▸ Saved entries:

* * *

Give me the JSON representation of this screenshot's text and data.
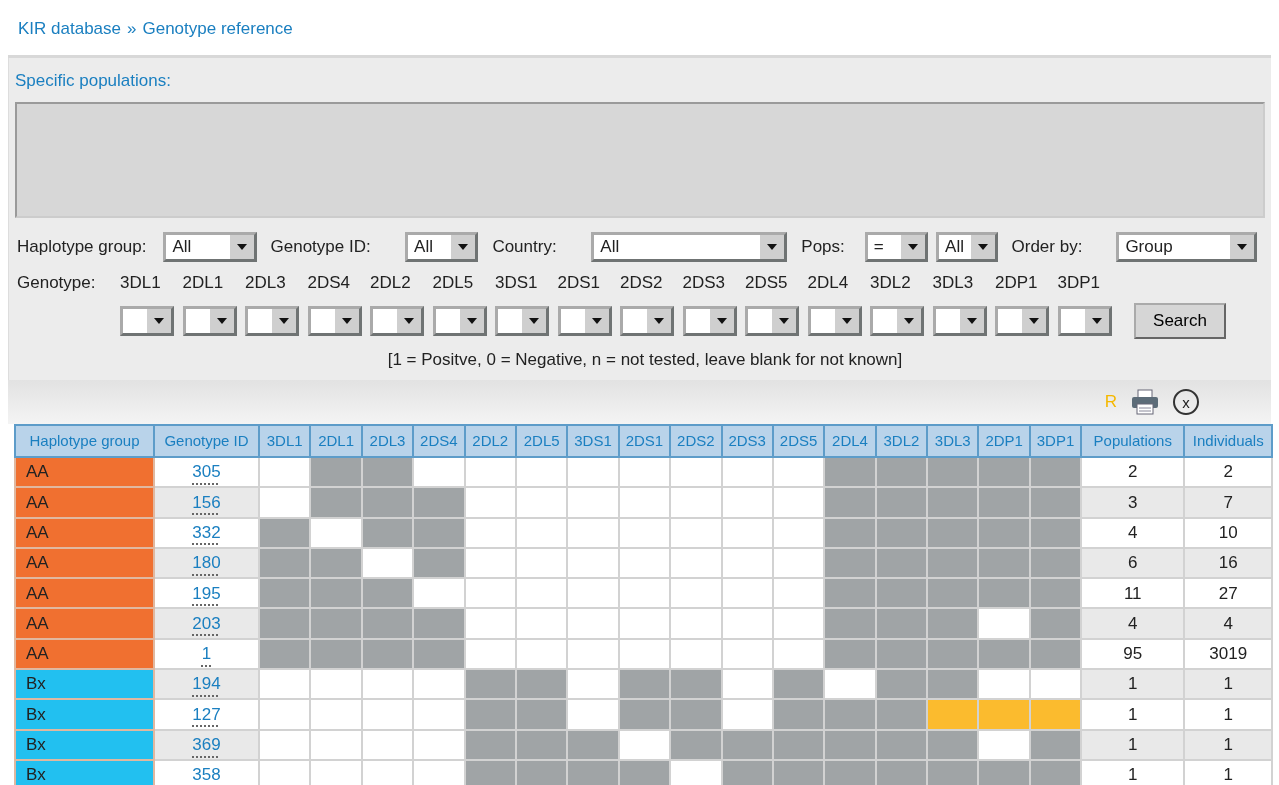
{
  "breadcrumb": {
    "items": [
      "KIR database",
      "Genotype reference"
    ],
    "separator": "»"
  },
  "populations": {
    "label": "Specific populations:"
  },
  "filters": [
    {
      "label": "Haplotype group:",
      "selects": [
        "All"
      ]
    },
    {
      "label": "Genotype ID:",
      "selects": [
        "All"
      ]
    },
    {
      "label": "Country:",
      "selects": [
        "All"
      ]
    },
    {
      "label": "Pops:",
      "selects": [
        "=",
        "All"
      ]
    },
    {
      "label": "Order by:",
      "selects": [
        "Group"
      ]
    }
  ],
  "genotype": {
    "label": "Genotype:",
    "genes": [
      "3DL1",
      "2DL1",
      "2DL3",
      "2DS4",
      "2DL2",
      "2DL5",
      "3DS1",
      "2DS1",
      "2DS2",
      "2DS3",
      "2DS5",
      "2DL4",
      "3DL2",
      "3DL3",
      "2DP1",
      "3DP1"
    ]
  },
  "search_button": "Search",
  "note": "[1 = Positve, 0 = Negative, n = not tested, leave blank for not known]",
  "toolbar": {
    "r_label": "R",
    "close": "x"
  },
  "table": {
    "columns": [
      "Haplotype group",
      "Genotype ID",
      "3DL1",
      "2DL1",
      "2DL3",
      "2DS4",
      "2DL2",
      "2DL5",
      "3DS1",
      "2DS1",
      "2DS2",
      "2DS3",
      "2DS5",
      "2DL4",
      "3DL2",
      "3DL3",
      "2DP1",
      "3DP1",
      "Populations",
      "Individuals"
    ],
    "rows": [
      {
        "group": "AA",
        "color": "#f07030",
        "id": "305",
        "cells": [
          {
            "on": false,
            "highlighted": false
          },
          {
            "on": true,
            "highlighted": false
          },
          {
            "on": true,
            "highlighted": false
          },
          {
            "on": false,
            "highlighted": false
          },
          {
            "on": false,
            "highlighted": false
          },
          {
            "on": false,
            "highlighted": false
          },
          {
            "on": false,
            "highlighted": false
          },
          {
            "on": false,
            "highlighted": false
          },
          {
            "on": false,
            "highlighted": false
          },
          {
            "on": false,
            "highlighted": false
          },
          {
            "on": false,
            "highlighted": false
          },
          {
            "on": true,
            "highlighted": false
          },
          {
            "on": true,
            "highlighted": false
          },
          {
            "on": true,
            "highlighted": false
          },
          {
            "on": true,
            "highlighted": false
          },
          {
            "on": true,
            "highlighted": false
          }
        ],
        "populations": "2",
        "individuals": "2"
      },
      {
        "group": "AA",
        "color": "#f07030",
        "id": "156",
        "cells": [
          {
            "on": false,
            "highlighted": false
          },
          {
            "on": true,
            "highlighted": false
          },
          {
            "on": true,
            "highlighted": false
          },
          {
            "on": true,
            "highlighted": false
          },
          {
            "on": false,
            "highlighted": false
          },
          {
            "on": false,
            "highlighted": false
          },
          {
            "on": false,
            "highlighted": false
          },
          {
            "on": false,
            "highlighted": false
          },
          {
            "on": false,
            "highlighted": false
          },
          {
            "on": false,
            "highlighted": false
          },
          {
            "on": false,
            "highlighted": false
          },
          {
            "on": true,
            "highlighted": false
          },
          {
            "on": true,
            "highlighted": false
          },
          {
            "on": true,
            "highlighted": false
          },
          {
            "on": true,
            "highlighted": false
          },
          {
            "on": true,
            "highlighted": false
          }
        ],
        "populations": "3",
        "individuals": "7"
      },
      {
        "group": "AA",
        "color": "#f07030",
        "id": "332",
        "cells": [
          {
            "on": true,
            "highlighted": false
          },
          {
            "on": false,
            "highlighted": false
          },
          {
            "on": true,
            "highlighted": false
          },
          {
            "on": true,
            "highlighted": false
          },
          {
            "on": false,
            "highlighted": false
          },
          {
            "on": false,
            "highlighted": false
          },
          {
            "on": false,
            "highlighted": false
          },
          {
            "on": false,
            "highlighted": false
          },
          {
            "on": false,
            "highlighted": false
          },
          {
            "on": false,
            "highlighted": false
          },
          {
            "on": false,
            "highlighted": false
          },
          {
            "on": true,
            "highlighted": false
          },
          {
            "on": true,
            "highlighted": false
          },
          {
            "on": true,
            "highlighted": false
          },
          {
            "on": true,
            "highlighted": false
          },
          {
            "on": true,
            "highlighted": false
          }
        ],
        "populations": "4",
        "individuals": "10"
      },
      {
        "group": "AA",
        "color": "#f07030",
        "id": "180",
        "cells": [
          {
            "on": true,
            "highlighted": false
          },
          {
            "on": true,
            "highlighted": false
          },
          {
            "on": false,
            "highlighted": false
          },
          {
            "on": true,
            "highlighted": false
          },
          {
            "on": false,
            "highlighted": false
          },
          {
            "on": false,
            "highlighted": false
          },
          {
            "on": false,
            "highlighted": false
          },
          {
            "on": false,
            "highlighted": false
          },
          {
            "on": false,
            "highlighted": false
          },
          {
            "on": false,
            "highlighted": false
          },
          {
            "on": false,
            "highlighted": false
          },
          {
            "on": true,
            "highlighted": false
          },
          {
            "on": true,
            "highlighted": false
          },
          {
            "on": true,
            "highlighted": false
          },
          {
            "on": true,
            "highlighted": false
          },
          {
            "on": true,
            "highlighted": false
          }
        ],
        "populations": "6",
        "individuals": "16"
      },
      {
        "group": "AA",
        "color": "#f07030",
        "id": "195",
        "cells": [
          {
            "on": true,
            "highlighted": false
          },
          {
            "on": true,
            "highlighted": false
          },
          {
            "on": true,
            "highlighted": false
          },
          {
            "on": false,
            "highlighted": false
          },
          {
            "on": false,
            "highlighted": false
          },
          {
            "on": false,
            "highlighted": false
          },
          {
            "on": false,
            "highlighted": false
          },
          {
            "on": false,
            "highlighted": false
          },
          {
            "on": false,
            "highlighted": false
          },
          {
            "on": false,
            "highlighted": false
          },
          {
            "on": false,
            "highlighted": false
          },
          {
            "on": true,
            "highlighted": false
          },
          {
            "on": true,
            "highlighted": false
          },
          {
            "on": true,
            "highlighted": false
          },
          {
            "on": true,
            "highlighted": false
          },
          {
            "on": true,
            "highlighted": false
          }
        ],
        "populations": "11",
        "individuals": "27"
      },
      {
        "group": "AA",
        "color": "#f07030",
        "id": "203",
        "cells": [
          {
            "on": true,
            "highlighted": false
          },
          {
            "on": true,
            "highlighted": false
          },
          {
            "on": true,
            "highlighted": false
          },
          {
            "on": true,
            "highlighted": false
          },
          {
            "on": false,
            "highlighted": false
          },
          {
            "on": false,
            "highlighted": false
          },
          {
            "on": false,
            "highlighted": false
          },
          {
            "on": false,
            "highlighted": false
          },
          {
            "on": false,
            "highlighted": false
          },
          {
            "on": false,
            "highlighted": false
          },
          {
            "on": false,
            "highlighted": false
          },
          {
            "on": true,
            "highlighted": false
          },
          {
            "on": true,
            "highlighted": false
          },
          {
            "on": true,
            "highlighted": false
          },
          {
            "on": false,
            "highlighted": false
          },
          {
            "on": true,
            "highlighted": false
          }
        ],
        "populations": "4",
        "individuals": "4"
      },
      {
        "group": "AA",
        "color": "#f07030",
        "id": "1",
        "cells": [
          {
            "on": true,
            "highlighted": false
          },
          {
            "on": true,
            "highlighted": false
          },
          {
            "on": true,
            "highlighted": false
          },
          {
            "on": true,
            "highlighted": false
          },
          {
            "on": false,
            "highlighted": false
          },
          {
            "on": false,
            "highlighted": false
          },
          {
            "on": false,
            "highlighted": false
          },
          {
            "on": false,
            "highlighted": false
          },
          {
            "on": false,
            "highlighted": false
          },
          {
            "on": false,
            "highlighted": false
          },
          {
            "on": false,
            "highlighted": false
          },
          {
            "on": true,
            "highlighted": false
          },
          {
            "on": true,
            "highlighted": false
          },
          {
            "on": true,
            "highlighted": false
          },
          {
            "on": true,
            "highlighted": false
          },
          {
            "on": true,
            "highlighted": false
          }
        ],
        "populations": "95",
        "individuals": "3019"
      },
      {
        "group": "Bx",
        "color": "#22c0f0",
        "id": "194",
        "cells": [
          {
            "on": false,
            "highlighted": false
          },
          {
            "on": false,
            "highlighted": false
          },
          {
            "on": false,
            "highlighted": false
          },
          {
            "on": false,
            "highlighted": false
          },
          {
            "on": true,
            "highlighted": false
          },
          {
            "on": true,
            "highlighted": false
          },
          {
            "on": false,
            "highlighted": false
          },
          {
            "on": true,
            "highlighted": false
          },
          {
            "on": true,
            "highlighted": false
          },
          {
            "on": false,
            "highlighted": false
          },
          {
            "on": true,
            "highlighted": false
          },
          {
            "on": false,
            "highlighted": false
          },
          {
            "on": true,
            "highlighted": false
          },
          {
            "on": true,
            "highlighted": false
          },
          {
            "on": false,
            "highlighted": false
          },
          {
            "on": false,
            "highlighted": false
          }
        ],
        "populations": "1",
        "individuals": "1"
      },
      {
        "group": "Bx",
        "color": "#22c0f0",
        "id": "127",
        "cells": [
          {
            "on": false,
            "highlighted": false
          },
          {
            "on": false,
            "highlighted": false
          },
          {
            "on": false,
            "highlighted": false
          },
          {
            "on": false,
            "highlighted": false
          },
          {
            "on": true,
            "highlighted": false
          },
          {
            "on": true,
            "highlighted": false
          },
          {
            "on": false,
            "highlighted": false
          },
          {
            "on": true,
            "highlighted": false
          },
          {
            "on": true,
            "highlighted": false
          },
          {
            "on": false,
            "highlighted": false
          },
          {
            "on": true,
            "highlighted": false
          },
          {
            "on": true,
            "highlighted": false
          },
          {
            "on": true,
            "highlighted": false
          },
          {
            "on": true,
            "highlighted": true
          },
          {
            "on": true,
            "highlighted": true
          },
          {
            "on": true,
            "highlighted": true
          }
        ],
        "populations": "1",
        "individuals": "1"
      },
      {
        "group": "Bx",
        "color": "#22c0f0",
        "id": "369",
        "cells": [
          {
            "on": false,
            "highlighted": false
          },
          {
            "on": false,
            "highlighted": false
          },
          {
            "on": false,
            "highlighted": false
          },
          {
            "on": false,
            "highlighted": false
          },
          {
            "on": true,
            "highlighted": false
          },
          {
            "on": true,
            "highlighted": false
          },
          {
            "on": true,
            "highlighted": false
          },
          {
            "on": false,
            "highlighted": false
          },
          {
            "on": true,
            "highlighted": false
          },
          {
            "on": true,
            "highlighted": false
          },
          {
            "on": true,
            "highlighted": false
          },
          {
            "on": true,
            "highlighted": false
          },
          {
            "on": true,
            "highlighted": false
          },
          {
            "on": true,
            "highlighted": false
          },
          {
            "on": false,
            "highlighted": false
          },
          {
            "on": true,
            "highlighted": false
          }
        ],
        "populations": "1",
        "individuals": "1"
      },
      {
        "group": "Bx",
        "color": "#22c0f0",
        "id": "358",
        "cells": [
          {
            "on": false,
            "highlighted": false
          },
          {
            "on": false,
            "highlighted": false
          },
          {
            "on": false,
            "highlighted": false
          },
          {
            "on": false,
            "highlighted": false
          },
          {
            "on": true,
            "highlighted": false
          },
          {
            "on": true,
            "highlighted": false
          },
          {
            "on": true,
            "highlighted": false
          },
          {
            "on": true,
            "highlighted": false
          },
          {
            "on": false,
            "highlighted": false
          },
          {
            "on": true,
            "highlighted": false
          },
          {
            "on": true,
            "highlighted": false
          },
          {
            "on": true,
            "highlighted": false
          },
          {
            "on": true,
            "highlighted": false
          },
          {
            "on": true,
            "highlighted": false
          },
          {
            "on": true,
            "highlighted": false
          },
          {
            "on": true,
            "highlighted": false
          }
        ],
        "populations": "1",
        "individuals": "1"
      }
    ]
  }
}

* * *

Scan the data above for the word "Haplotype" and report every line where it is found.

▸ Task result:
      "label": "Haplotype group:",
      "Haplotype group",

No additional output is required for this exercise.